If Trevor lacks the arm to deliver the passes needed to work in a Bill Walsh scheme, why aren't the coaches adjusting it? At least calling far more boots, rollouts, etc.? He's 24. He doesn't need a left shoulder to run. And not to be cruel, but he's not our first round draft pick we need to save to be able to play for a decade.

If they're saving his body, does this mean they're terrified at playing Lynch, again this season? Even if this time it would be with a starting OL, Green and a healthy Kubiak? If so, why was Lynch able to complete 67% of his passes against a NFC SB contender Siemian hasn't done that since week 1. If it's not that, then why, please, please tell me why they aren't using Siemian to get third downs?!?! Are they telling him to and he won't?

Are they are married to their philosophy instead of being married to the talent level of their players? Of are we seeing the result of the talent we have?

DT is a vertical receiver. I’ve covered this before. He was drafted and used as a vertical receiver. Toss him a screen which allows him to get up to speed before he hits the LOS or hit him in stride downfield. Not in traffic, guy. Emmanuel Sanders is also a vertical guy, remember he played with Big Ben, but E has an incredible catch radius. He catches balls at his feet, two feet over his AND and a foot in front.

I'm not sure what skill set Cody Latimer, Jordan Norwood, Bennie Fowler and Jordan Taylor have. What receiver do we have that was drafted as a Walsh type guy? These guys have to be able to run complicated routes and be ok catching in heavy traffic. We didn't draft anyone like that. Have we?

Our offense has a hodgepodge of RBs and WR’s. QB, too.
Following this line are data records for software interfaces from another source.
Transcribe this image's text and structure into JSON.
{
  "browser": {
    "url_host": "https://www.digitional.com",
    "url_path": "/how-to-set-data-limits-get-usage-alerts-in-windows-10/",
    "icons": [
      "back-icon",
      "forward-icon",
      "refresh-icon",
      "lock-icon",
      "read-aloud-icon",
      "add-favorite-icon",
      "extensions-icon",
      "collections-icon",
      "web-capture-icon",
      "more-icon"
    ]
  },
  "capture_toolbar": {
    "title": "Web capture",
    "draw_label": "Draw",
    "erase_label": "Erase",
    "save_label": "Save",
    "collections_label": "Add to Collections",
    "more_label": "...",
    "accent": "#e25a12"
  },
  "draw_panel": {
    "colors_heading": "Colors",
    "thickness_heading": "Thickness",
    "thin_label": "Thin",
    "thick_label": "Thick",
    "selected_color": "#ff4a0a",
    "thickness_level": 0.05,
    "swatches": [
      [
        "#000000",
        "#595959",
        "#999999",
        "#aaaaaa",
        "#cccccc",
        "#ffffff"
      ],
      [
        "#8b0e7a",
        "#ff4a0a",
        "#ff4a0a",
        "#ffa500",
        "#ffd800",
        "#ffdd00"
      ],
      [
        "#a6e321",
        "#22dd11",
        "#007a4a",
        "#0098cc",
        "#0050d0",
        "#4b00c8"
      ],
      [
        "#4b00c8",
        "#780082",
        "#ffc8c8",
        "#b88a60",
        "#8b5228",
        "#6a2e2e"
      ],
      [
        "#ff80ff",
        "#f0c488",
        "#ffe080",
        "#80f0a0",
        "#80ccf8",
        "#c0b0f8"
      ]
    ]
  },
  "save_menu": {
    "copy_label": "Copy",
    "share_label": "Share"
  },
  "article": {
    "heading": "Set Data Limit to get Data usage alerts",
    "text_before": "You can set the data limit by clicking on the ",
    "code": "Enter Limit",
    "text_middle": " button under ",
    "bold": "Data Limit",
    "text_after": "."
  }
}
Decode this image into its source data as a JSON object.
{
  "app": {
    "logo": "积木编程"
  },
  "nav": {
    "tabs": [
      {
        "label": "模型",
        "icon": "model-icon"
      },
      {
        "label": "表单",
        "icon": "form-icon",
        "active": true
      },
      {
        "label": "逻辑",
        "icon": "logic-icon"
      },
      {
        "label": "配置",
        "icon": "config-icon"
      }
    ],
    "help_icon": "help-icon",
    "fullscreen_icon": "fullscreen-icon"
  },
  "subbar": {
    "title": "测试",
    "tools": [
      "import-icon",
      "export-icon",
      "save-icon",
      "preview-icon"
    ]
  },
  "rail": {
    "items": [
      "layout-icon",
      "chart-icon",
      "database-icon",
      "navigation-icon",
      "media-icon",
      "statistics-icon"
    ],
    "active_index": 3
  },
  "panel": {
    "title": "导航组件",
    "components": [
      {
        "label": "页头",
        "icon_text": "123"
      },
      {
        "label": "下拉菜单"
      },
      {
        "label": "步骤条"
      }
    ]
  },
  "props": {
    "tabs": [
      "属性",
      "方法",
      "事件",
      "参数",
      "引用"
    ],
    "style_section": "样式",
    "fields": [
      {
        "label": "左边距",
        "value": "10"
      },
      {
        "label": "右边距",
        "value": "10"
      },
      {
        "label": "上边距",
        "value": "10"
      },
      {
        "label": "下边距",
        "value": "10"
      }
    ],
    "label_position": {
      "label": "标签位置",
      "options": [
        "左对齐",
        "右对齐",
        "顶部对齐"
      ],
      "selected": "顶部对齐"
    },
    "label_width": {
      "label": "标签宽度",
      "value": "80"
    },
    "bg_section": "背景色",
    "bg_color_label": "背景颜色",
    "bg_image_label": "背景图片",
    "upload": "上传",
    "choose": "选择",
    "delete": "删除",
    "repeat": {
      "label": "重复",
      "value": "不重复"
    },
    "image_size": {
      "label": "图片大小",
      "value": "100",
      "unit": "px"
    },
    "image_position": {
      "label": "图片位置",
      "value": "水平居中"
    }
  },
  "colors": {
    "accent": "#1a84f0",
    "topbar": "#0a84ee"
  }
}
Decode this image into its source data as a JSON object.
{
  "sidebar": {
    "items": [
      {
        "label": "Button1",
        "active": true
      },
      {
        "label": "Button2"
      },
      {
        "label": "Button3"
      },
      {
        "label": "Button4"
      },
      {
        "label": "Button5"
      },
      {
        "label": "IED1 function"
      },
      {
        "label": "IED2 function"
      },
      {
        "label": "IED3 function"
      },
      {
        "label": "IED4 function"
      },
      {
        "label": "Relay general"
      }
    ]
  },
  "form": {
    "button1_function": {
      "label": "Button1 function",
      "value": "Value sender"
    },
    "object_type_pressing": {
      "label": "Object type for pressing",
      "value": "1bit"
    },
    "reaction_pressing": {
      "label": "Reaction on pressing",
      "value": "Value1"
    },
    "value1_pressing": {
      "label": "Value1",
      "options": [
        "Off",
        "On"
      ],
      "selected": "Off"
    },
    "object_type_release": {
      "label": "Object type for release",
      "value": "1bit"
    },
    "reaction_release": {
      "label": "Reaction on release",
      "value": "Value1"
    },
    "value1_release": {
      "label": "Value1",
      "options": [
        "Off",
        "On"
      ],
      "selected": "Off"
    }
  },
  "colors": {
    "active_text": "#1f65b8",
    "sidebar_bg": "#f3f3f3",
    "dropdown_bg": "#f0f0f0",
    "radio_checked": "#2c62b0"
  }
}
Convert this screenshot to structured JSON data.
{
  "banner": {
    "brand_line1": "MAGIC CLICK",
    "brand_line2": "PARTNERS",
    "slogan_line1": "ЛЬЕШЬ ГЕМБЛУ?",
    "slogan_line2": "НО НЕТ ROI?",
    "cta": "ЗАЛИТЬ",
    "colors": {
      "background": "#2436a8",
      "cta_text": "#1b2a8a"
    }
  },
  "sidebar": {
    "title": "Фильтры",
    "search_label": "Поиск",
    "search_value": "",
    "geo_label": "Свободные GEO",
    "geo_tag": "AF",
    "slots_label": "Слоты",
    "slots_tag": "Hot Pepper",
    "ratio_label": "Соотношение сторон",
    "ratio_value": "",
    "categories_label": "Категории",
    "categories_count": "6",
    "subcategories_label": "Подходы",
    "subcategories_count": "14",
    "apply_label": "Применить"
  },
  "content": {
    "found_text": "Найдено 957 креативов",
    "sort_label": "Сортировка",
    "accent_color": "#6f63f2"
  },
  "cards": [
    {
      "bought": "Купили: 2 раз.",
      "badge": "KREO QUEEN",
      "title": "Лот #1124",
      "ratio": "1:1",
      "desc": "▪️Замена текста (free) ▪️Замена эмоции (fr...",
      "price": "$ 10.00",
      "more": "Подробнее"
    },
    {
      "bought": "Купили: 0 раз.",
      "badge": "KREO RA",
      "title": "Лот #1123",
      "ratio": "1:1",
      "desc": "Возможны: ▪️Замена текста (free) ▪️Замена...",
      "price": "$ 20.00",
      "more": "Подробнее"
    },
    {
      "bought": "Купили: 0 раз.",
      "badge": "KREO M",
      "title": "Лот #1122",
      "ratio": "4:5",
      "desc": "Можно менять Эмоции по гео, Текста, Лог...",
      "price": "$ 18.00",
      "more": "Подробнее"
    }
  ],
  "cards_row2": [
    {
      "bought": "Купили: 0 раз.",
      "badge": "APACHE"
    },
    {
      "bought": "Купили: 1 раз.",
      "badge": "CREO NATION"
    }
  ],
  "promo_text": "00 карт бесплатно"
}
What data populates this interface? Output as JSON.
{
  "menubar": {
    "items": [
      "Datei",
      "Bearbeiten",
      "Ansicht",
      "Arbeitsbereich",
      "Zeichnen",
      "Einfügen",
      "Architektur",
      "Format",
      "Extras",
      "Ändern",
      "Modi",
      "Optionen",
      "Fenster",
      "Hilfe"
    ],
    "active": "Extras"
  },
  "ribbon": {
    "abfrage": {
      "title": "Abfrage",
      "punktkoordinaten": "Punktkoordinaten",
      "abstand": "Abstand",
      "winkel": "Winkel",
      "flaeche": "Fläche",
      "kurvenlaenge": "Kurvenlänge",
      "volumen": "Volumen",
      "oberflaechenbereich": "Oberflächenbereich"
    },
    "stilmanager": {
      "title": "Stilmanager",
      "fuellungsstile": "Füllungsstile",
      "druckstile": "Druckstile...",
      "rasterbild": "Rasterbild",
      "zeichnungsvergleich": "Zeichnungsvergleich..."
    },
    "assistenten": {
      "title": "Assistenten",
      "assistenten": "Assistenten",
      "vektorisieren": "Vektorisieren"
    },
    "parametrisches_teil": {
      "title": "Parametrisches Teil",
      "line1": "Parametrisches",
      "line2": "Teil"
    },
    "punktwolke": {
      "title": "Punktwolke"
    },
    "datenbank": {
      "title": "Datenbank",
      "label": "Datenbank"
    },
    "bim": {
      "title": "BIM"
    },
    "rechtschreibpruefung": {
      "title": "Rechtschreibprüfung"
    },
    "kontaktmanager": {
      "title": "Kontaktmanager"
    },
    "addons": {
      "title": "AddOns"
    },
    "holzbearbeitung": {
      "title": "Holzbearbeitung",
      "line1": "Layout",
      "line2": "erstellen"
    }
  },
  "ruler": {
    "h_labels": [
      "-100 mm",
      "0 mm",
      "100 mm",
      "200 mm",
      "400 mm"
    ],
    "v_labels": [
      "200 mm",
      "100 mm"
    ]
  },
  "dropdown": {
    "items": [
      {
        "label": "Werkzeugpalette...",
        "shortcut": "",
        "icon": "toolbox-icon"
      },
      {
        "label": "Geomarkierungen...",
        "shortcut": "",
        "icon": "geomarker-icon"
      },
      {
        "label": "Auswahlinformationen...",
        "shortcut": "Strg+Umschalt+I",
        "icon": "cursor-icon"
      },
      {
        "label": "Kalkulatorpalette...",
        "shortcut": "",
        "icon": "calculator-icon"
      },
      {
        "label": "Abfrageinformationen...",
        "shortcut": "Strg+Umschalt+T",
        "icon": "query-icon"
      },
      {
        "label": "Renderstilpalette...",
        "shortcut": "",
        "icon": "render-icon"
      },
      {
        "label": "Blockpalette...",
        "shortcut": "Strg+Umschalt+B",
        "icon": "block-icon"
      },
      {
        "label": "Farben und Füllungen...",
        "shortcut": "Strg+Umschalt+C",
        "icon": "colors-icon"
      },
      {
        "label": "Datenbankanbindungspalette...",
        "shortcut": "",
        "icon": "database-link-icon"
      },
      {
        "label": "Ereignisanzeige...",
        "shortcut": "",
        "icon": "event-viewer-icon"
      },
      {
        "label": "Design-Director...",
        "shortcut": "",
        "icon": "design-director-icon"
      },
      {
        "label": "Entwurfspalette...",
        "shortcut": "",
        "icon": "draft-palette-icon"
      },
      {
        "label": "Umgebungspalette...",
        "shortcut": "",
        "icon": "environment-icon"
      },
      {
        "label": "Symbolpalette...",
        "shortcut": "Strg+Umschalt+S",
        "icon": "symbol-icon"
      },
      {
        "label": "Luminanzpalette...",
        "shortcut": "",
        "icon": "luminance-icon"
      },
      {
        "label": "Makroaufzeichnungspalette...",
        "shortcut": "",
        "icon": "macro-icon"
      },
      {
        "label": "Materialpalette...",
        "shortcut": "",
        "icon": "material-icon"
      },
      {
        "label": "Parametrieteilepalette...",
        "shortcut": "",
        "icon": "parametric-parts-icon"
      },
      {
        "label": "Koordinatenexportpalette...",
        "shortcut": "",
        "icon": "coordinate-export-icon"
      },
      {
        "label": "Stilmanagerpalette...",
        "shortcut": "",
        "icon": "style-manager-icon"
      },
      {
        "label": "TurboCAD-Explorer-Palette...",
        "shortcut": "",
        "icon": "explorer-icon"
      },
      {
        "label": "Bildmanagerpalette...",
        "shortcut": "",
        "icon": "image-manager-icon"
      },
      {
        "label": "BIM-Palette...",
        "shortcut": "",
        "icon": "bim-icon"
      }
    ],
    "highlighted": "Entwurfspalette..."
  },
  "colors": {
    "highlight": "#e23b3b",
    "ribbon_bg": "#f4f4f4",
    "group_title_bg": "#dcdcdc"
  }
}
If we could blend Siemian and Lynch, we'd have the perfect QB. Lynch has all the physical tools and the passionate mentality. He's a gunslinger like Elway, who was a great fit for this scheme, who also used his legs. At this point though, he lacks the mental ability to process plays quickly because he's working on the office stuff.

Trevor has all the office stuff down, but he doesn't seem to have the phycial gifts needed to run the scheme Kubiak wants.

So, we have a QB starting who doesn't have all the requirements needed, doesn't have all the offensive tools needed and doesn't have coaching to find ways to make it work.

We have another QB who also doesn't have all the requirements needed and won't until he spends time playing. He too will have the same missing tools and coaching that doesn't appear willing to adjust.

This is exactly what's going on in LA. What we don't know is if the coaches blew it on drafting the talent or if it's on their coaching. With half the season gone, neither team (or fans) are going to know that answer until next year.

Neither Goff nor Lynch starting after their byes is going to be the cure-all. They're going to struggle. Instead of struggling in the front half of the season when play offs aren't imminent (possibly Denver, not LA), they'll struggle at the worst time. Learning in a play off game, especially as a wild card team who has to travel, makes for a one and done season. The next part of that song may be all that saves us...